  1. I understand that the majority of public funds paid to Planned Parenthood are in payment for services of examination, testing, and various treatments. Since these payments are for services rendered to an organization and its practitioners that are licensed by the individual states and the Federal government has no control over that licensure process, how can the Fed defund PP? I suspect I am missing something but am not clear on what that is.

  2. Chaffetz had his ass handed to him yesterday. He produced a graph, which he swore was downloaded from the PP corporate website, but in actuality was produced by the anti-abortion group which did these videos. BAM!

  3. Hi! Thank you for your question. Unfortunately it is not one I know the answer to just yet, but anything that involves complicated legal maneuvering does pique my interest. This might be a question for another time, but it would probably not be my next post as I would want to diversify my content. Thanks for the idea, though!

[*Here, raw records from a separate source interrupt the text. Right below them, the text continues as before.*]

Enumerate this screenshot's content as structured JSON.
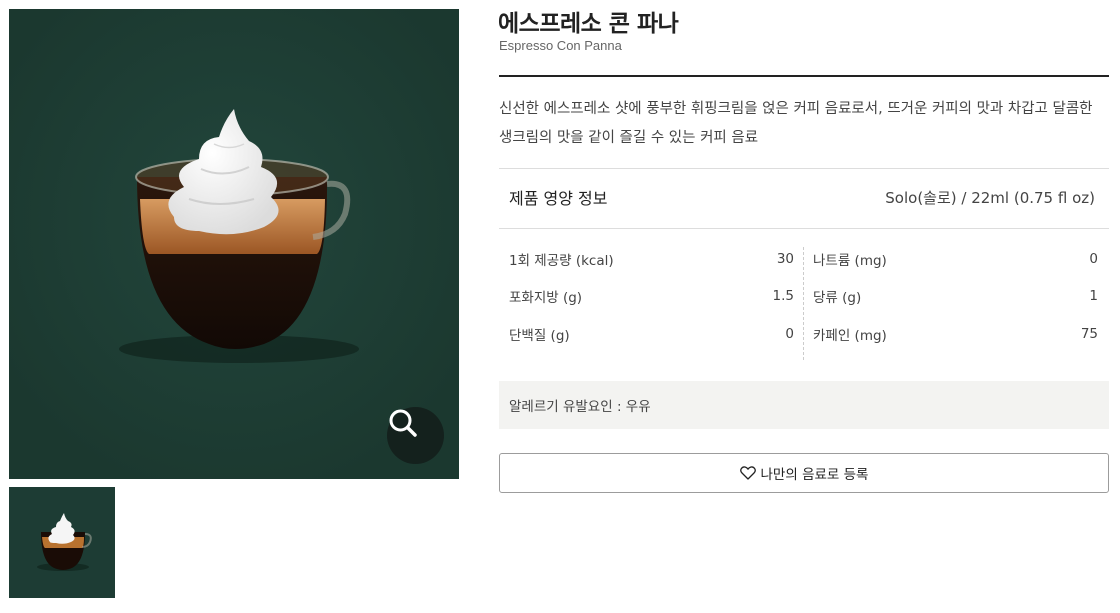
{
  "product": {
    "title": "에스프레소 콘 파나",
    "subtitle": "Espresso Con Panna",
    "description": "신선한 에스프레소 샷에 풍부한 휘핑크림을 얹은 커피 음료로서, 뜨거운 커피의 맛과 차갑고 달콤한 생크림의 맛을 같이 즐길 수 있는 커피 음료"
  },
  "nutrition": {
    "title": "제품 영양 정보",
    "size": "Solo(솔로) / 22ml (0.75 fl oz)",
    "left": [
      {
        "label": "1회 제공량 (kcal)",
        "value": "30"
      },
      {
        "label": "포화지방 (g)",
        "value": "1.5"
      },
      {
        "label": "단백질 (g)",
        "value": "0"
      }
    ],
    "right": [
      {
        "label": "나트륨 (mg)",
        "value": "0"
      },
      {
        "label": "당류 (g)",
        "value": "1"
      },
      {
        "label": "카페인 (mg)",
        "value": "75"
      }
    ]
  },
  "allergy": {
    "text": "알레르기 유발요인 : 우유"
  },
  "favorite": {
    "label": "나만의 음료로 등록",
    "icon": "heart-icon"
  },
  "images": {
    "zoom_icon": "magnifier-icon",
    "background_color": "#1d3c34"
  }
}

  4. Kelsey Jo did a very good job of staying away from taking a side. She alluded to a PP sponsered study that says the videos can’t be trusted. There is also a conservative study that says they can be trusted and are authentic. Typical that you would find someone to study and give the results you want. In my mind neither are credible.
    She did leave one point that could be used for your consideration. The bill’s put in by the republicans do want to stop funding of PP…and use the money toward other women’s health organizations. A point often left out. I only bring this up because it takes away the argument about funding women’s rights or not. Either way they are funded, it’s a question of who do you give the money to and who do you trust to use it for it’s intended purpose.
    In my opinion, government does not supervise way too many organizations that they give money to. If they did, this program and other “corruption” would be more limited. Programs that support both parties are equally corrupt as far as I can tell.

  5. Excellent, unbiased summary of the legislative issues. As a fiction author, however, what fascinates me about this mess is the reaction on both sides among the citizenry. At this point, even if the video forensics were commissioned by PPFA, other investigations show the lack of credibility of the Center for Medical Progress (CMP), who released the recordings. Also, the New England Journal of Medicine has nixed any claims that PPFA profited from the sale of anything resulting from abortions.

    At this point, the people who decry PPFA because of “dead baby parts” are those who *want* to be horrified. And while the investigation might reveal some of the ugly underbelly of the PPFA’s financial organization (salaries, expensive trips, etc., if we see those as exorbitant), the driver of the outrage — and of the investigation — is the fight over reproductive rights. All else is smoke screen.

    Anyone who would like links to the info about CMP or NEJ, see the Aug 18 post of my blog, “And now, this,” from my website: robinreardon.com